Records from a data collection
■ ■ ■ ■ ■ ■ ■

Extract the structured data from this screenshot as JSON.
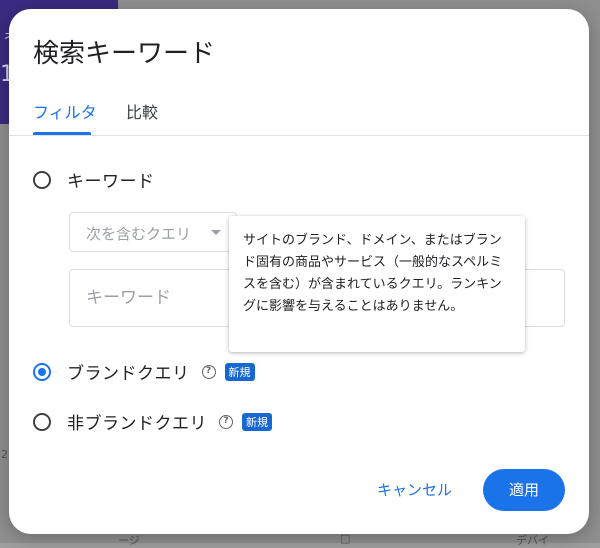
{
  "background": {
    "card_fragment_top": "ネ",
    "card_fragment_number": "1",
    "left_axis_fragment": "2",
    "bottom_fragment_1": "ージ",
    "bottom_fragment_2": "□",
    "bottom_fragment_3": "デバイ"
  },
  "dialog": {
    "title": "検索キーワード",
    "tabs": [
      {
        "label": "フィルタ",
        "active": true
      },
      {
        "label": "比較",
        "active": false
      }
    ],
    "options": [
      {
        "label": "キーワード",
        "checked": false
      },
      {
        "label": "ブランドクエリ",
        "checked": true,
        "help": "?",
        "badge": "新規"
      },
      {
        "label": "非ブランドクエリ",
        "checked": false,
        "help": "?",
        "badge": "新規"
      }
    ],
    "match_select": {
      "value": "次を含むクエリ"
    },
    "keyword_input": {
      "placeholder": "キーワード",
      "value": ""
    },
    "tooltip": "サイトのブランド、ドメイン、またはブランド固有の商品やサービス（一般的なスペルミスを含む）が含まれているクエリ。ランキングに影響を与えることはありません。",
    "cancel_label": "キャンセル",
    "apply_label": "適用"
  },
  "colors": {
    "accent": "#1a73e8",
    "badge": "#1967d2",
    "overlay": "#8f8f8f",
    "card_bg": "#3b2a80"
  }
}
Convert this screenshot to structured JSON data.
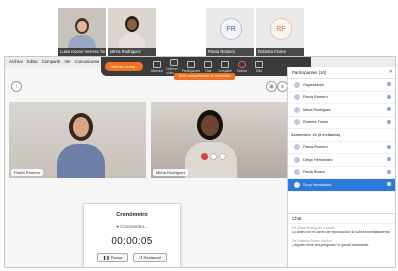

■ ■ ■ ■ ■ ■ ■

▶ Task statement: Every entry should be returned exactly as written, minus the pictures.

▶ Response to the task:
Extract the structured data from this screenshot as JSON.
{
  "background": {
    "card_fragment_top": "ネ",
    "card_fragment_number": "1",
    "left_axis_fragment": "2",
    "bottom_fragment_1": "ージ",
    "bottom_fragment_2": "□",
    "bottom_fragment_3": "デバイ"
  },
  "dialog": {
    "title": "検索キーワード",
    "tabs": [
      {
        "label": "フィルタ",
        "active": true
      },
      {
        "label": "比較",
        "active": false
      }
    ],
    "options": [
      {
        "label": "キーワード",
        "checked": false
      },
      {
        "label": "ブランドクエリ",
        "checked": true,
        "help": "?",
        "badge": "新規"
      },
      {
        "label": "非ブランドクエリ",
        "checked": false,
        "help": "?",
        "badge": "新規"
      }
    ],
    "match_select": {
      "value": "次を含むクエリ"
    },
    "keyword_input": {
      "placeholder": "キーワード",
      "value": ""
    },
    "tooltip": "サイトのブランド、ドメイン、またはブランド固有の商品やサービス（一般的なスペルミスを含む）が含まれているクエリ。ランキングに影響を与えることはありません。",
    "cancel_label": "キャンセル",
    "apply_label": "適用"
  },
  "colors": {
    "accent": "#1a73e8",
    "badge": "#1967d2",
    "overlay": "#8f8f8f",
    "card_bg": "#3b2a80"
  }
}
Convert this screenshot to structured JSON data.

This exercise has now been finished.